The coastal Amazon still preserves some of its traits on the beach of Oiteiros, on the western shores of Maranhão, through its flora and the abundance of species in its banks and pools, as well as through the habits of its people, in the slow time that spreads lazily over the hot hours. It also preserves itself in the calm daily work of the cofo, or straw basket, makers, the artisanal fishermen weaving nets, the babaçu nut breakers, the naval carpenters, and the manioc flour factories.
Life still moves calmly in this place, but not free from evils, much less immune to ruptures. All you have to do is pass by the school gate to notice in the architecture the brutal lines that divide community life, its nature, the fishermen and their knowledge, the naval carpentry and its masters, the many artisans and their active awareness of the local economy, from an educational project that is alienating, with a crass logic, built of rooms and walls too narrow and with its back to the sea.

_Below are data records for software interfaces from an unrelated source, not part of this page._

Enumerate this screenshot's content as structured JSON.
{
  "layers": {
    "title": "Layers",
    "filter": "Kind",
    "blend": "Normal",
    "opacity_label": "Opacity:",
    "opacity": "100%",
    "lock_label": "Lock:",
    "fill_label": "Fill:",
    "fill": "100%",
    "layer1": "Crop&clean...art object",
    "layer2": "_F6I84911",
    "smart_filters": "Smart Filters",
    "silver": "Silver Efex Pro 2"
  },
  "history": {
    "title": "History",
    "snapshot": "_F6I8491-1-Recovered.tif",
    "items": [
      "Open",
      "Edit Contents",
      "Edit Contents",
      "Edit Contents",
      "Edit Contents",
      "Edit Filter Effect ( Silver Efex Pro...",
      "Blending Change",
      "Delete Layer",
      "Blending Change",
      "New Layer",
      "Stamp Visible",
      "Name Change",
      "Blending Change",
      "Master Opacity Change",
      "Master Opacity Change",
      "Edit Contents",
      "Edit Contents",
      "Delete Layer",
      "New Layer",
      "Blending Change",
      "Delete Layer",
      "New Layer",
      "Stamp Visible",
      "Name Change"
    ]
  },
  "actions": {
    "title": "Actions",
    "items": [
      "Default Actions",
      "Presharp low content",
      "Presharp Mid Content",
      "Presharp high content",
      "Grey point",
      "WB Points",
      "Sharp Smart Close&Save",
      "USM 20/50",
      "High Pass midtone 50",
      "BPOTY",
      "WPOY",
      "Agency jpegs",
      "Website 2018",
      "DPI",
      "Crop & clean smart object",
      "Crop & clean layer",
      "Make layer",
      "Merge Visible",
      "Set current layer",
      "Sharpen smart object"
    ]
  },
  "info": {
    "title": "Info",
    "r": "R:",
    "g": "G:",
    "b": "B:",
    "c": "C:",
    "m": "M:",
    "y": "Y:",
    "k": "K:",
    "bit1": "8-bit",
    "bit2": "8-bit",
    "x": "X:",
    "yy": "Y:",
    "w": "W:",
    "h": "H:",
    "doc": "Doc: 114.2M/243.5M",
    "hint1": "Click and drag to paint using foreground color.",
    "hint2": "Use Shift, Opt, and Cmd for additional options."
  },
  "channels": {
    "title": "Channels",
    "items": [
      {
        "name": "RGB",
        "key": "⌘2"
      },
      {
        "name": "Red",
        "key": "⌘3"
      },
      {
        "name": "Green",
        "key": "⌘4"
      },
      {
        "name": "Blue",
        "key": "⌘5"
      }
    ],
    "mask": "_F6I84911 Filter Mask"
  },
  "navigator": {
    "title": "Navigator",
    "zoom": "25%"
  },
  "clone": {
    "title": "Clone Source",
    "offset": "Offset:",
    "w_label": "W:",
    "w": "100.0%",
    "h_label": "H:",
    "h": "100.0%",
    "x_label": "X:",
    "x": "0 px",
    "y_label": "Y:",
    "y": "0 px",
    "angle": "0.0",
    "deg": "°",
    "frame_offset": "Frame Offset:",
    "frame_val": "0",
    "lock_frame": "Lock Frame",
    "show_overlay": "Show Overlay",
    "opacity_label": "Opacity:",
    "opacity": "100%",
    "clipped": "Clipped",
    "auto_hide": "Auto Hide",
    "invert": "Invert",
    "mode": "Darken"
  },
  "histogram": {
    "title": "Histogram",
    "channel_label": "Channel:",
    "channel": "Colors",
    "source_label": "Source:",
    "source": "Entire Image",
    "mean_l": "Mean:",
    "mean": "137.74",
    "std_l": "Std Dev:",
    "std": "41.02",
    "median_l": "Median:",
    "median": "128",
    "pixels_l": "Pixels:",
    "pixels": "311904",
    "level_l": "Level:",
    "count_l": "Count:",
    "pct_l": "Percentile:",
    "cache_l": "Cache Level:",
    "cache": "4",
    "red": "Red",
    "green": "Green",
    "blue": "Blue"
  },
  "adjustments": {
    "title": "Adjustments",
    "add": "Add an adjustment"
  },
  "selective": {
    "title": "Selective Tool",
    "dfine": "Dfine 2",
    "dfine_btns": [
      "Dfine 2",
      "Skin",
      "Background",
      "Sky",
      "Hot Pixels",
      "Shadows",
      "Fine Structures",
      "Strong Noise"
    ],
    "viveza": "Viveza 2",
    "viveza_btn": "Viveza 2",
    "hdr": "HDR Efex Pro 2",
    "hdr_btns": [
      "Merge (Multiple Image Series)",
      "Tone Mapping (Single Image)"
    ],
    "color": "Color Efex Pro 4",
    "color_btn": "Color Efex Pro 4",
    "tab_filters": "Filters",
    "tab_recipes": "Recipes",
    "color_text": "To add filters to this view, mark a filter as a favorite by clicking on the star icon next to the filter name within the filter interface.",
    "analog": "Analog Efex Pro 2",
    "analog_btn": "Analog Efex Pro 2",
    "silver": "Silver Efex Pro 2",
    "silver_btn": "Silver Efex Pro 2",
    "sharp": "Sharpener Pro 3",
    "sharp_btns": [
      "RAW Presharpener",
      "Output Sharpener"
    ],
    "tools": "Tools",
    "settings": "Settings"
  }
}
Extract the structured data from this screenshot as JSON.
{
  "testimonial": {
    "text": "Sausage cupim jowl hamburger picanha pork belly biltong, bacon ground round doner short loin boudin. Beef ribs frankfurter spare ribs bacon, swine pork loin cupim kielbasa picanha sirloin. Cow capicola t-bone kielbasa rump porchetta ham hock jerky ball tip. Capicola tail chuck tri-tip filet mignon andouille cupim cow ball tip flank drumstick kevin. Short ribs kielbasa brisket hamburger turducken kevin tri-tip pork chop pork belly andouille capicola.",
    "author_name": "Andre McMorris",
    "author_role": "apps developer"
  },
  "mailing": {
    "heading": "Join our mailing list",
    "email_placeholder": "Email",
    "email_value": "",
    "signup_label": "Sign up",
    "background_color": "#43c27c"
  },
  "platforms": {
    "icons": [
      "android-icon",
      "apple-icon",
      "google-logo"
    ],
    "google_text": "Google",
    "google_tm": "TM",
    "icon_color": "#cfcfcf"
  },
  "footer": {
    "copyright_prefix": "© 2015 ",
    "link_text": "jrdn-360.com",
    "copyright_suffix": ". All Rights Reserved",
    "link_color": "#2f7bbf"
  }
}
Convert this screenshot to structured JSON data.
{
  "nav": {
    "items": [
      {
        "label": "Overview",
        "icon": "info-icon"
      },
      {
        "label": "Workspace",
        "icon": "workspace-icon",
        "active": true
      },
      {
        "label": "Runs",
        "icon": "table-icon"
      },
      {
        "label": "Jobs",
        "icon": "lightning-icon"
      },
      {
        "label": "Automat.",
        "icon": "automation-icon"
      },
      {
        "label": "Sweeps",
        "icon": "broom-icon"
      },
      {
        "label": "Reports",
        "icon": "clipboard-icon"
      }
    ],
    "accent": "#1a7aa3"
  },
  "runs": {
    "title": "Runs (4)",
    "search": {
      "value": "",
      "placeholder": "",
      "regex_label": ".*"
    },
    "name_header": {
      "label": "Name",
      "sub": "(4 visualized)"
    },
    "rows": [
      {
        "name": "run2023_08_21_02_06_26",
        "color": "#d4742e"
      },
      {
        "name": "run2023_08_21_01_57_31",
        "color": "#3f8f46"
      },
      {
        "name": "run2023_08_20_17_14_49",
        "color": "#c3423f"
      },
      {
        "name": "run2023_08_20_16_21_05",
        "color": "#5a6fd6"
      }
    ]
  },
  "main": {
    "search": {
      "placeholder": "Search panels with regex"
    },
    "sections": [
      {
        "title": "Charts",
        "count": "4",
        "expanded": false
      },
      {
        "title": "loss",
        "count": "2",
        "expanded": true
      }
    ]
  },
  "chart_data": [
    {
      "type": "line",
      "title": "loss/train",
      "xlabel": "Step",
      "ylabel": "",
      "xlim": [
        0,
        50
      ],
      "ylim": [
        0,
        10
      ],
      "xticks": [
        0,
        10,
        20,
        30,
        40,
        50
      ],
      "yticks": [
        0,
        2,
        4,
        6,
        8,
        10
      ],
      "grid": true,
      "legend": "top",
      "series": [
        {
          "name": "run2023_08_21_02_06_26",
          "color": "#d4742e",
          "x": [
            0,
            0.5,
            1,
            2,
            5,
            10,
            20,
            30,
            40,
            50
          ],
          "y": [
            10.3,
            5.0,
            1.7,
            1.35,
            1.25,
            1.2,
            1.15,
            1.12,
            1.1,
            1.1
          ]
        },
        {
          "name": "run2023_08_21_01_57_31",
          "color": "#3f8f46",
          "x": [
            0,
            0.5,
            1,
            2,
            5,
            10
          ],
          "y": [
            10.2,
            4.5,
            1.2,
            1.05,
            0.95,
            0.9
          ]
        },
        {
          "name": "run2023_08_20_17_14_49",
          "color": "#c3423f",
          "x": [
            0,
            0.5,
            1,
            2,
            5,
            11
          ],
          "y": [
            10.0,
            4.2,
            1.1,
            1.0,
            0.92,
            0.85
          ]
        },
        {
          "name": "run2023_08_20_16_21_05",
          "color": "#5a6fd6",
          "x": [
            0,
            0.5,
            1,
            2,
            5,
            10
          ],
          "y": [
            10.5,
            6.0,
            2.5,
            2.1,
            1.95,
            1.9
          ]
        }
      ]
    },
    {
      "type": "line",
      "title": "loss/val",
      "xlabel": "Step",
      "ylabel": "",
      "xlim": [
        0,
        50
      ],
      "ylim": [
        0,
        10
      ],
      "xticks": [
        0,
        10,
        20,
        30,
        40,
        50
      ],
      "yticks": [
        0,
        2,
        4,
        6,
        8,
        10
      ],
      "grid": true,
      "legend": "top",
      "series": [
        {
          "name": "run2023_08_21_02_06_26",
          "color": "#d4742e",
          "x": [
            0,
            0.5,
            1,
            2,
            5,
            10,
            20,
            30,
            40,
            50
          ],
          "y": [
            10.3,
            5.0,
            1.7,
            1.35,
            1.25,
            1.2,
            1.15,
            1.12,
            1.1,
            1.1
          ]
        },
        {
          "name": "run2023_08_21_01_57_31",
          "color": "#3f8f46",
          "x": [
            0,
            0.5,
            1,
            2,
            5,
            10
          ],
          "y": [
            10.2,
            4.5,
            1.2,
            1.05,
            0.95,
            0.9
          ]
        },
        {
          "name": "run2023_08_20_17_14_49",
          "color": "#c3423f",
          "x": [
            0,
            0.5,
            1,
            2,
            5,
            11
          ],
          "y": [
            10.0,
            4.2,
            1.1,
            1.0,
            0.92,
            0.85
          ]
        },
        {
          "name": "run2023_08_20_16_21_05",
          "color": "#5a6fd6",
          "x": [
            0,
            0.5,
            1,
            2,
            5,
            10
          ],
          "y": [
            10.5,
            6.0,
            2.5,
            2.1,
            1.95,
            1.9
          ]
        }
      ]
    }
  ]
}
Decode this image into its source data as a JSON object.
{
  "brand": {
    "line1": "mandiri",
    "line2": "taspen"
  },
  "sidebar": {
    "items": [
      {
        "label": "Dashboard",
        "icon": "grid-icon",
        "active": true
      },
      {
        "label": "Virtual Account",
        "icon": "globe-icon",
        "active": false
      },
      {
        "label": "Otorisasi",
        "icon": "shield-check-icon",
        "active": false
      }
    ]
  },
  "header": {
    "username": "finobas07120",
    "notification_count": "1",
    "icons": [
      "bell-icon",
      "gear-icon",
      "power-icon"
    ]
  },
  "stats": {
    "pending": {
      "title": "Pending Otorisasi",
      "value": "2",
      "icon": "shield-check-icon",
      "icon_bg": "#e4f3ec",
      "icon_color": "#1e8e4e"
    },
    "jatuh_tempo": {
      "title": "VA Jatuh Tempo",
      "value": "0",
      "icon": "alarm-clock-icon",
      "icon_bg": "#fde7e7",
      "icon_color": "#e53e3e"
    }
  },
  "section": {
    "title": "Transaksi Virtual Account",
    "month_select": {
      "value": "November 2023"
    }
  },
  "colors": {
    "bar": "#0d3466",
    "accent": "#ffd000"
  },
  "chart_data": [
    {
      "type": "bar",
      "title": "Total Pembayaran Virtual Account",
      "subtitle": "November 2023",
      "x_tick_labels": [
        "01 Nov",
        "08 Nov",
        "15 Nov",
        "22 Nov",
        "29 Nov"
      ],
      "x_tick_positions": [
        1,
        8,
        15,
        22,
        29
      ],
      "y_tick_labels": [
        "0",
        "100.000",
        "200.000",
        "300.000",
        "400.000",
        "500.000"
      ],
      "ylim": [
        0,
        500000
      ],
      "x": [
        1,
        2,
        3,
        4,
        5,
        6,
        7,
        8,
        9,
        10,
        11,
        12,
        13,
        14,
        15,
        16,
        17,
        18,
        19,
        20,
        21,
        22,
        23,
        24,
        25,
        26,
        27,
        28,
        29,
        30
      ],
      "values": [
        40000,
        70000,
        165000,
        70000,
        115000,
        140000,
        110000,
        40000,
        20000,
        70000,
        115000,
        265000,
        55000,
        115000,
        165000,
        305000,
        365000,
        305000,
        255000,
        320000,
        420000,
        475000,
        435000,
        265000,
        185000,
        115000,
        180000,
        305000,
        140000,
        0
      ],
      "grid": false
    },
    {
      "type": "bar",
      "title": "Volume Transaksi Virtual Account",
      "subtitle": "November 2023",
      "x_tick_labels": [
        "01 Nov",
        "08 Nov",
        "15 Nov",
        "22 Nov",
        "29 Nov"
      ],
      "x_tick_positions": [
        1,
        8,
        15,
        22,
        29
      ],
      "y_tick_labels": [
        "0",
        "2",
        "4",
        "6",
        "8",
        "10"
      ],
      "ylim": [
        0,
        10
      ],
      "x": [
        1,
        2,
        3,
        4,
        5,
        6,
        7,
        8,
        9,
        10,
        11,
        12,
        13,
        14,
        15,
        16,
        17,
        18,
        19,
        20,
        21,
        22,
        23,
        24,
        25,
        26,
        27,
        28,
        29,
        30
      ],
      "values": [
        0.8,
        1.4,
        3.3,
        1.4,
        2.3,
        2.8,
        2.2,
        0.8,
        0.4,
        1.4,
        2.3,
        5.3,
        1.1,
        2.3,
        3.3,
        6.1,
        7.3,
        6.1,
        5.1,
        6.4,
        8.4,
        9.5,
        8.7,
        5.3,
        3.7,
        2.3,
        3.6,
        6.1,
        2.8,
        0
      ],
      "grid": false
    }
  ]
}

But play, the place in which to live for real, that can’t wait. The school for the soul, the workshops of creation, engineering bridges that connect our knowledge, those don’t wait and happen every day in backyards, on boats anchored on the beach, in the real lives of children.
Senhor Manoel’s arrival brought to the lives of the fishermen at the very least a new type of boat, unknown in the region. But it also added a new dream to the lives of the children: to build these double-bowed ships, light and fast, intricate, with a bolder style of sailing. The boys and girls began to make their own catamarans out of the aftermath and leftovers of the shipyard. The owner never discouraged them from walking around, looking and learning with their eyes.
Children keep on like pirates, in spite of orders and reprimands, learning through theft, force, desire. Some focus on details, others on the general picture. Some know more about knots, others are better at carving. Each one grabs what they can from the spillover of the adults’ work. They keep on studying the body of the boat, understanding its anatomy and the purpose of each piece, the consequences of each function. They synthesize everything. Everything must work.
The boat games are almost like a musical instrument workshop. The constructions need symmetry so they can be tuned later. A crooked guitar is difficult, almost impossible to tune. A tiny boat with a mast beyond its proportions won’t handle the weight of the sails. A loose rudder won’t balance precisely. A light or short bolina won’t serve as ballast to steady the boat on the sea.
Once something is made, then you learn its effects. You may run into an overly strong wind at the end of a morning of building. As good as the effort was at building correctly, there will always be a need to tune, tune, and tune the boat so it hits the center of the whole objective: to slip lightly on the water. To build little boats is to imagine oneself cutting, carving, shaving the water. A boat building child has in their imagination’s bow a sharp hydrodynamic, capable of racing in the waters without being held back, with minimal friction, steering freely, dodging the sea’s moving weights.
This Portuguese man, Manoel, proved without any pretensions that the community is a school; that the school should consider itself a community. He didn’t turn his shipyard into a learning institute, but granted freedom for the children to see, visit, learn.
Children are just like that: they live through looking, dreaming about the foundations and structures of material life. If there’s an opening, a breach in the work of an adult, they enter quickly, take what they want, and leave happily, owners of tiny trophies in their repurposing workshops. Pirates of naps during the adult’s work.
Excerpts from the text The Castaway ands Pirates of Learning by Gandhy Piorski
Photos: Renata Meirelles